Netflix dropped a surprise Dave Chappelle stand-up special Friday morning, but the 46-year-old comedian clearly had more on his mind than punchlines.Chappelle covered a number of hot-button issues in “8:46,” a title referencing the amount of time former Minneapolis police offer Derek Chauvin kneeled on George Floyd’s neck. Video of the incident has sparked nationwide outrage and protests against racial injustice and police brutality, and Chauvin was later charged with second-degree murder. MORE: How Colin Kaepernick’s protest started a movement in NFLAbout 15 minutes into his set, which was filmed in Yellow Springs, Ohio, and followed social distancing guidelines amid the coronavirus (COVID-19) pandemic, Chappelle ripped Fox News host Laura Ingraham and defended Lakers star LeBron James, “one of Ohio’s greatest residents ever” in Chappelle’s eyes. Ingraham recently faced criticism for saying Saints quarterback Drew Brees had the right to share his views about NFL players kneeling during the national anthem after previously telling James to “shut up and dribble” when it comes to politics.”Let me tell you something about LeBron. This n— was on the cover of Sports Illustrated when he was 17 years old and exceeded every expectation that they had for him,” Chappelle said. “This business is treacherous. This is a good guy, LeBron. He’s a family man, and this, that and the other. He didn’t let anyone down. …”This b— told my friend to ‘shut up and dribble.’ My friend is the best at something, and this b— is not the best at anything. Just a regular-ass white b— with a platform. And I use the word ‘b—’ all the time because [it’s a black thing].”Dave Chappelle with some praise for LeBron James for speaking up on racism courtesy of @NetflixIsAJoke: pic.twitter.com/RcU5iaZMoY— The Lakers Review (@TheLakersReview) June 12, 2020Near the end of the 27-minute special, Chappelle spoke about the impact of Kobe Bryant’s death. The Lakers legend died in a helicopter crash on Jan. 26, 2020, the same day Chappelle won a Grammy award for Best Comedy Album. He also noted his birthday, Aug. 24, is a combination of the two numbers Bryant wore during his NBA career.”I loved Kobe Bryant,” Chappelle said. “He died the day I won a Grammy. He died.
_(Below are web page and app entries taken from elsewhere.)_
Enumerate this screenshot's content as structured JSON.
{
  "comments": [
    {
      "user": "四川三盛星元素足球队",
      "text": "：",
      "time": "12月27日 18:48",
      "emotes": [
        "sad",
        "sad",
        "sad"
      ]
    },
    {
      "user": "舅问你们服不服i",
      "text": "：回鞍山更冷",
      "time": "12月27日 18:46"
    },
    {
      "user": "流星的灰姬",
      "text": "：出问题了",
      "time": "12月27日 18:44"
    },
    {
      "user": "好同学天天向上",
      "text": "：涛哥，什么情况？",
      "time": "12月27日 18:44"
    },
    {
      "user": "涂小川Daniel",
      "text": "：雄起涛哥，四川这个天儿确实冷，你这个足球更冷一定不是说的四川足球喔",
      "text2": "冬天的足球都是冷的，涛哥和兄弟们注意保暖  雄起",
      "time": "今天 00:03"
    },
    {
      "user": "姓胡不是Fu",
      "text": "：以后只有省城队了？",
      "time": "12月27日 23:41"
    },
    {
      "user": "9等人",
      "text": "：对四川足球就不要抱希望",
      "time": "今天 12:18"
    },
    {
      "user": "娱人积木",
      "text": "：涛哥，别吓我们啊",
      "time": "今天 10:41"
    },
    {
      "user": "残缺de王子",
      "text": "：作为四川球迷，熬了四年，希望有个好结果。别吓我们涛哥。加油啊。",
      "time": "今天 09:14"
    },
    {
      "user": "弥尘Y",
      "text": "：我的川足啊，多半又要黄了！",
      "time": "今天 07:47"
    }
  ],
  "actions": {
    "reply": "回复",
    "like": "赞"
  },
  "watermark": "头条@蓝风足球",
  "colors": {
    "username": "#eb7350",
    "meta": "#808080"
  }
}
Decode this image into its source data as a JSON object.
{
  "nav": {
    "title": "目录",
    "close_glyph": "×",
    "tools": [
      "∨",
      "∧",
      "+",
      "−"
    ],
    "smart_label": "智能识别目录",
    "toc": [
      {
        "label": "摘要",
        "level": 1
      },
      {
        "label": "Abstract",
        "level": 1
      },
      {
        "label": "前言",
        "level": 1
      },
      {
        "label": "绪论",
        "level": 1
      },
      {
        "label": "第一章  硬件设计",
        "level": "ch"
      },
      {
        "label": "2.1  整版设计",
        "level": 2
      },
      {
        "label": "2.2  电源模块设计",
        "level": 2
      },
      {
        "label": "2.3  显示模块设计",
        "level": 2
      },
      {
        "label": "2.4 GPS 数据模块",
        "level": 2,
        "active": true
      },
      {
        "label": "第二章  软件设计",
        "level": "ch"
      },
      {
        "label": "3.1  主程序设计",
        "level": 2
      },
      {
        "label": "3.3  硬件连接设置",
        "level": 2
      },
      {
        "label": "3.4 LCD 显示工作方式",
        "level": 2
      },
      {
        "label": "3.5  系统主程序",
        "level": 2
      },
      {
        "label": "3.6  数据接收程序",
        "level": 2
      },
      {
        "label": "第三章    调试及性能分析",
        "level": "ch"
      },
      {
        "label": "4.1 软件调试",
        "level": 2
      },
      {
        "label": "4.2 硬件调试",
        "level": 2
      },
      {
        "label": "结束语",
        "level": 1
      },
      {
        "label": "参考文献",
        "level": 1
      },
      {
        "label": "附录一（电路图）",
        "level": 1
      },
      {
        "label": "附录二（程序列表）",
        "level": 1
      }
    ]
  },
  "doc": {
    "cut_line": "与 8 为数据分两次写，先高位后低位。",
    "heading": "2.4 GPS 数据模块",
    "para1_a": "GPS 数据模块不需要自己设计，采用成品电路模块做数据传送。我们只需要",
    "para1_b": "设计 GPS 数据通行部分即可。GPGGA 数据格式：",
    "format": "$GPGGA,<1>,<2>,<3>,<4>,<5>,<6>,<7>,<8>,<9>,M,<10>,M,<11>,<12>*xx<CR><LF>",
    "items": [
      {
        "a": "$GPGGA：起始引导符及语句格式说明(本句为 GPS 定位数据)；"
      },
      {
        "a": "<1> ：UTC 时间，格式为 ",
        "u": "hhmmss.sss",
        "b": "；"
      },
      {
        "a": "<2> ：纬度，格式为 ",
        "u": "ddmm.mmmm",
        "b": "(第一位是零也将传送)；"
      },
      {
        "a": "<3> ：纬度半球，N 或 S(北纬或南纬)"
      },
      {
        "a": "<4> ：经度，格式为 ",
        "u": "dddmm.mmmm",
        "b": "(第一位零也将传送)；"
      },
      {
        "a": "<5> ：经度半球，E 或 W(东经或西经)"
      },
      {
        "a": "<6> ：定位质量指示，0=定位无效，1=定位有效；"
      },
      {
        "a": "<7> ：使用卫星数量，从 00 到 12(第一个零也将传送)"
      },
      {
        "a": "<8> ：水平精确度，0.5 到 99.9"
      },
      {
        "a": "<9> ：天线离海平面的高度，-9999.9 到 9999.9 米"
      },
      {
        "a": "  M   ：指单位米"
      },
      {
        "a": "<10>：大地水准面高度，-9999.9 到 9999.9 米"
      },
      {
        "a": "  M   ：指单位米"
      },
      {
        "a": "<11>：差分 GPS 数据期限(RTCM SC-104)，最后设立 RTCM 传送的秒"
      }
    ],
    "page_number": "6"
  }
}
That’s why I didn’t show up at the Grammys, because Kobe died. … I cried like a baby.” “I loved Kobe Bryant. He died the day I won a Grammy. That’s why I didn’t show up at the Grammys, because Kobe died. They had both of his f—–g jersey numbers hanging up – 8, 24. Well that’s my birthday. I cried like a baby.” – Dave Chappellevia “8:46” pic.twitter.com/6FsOtHrdaX— The Undefeated (@TheUndefeated) June 12, 2020There are a few jokes sprinkled throughout “8:46,” but it is more a stream of consciousness than a typical stand-up routine. This is the most raw version of Chappelle and, arguably, the most captivating.You can watch the full special below (explicit language).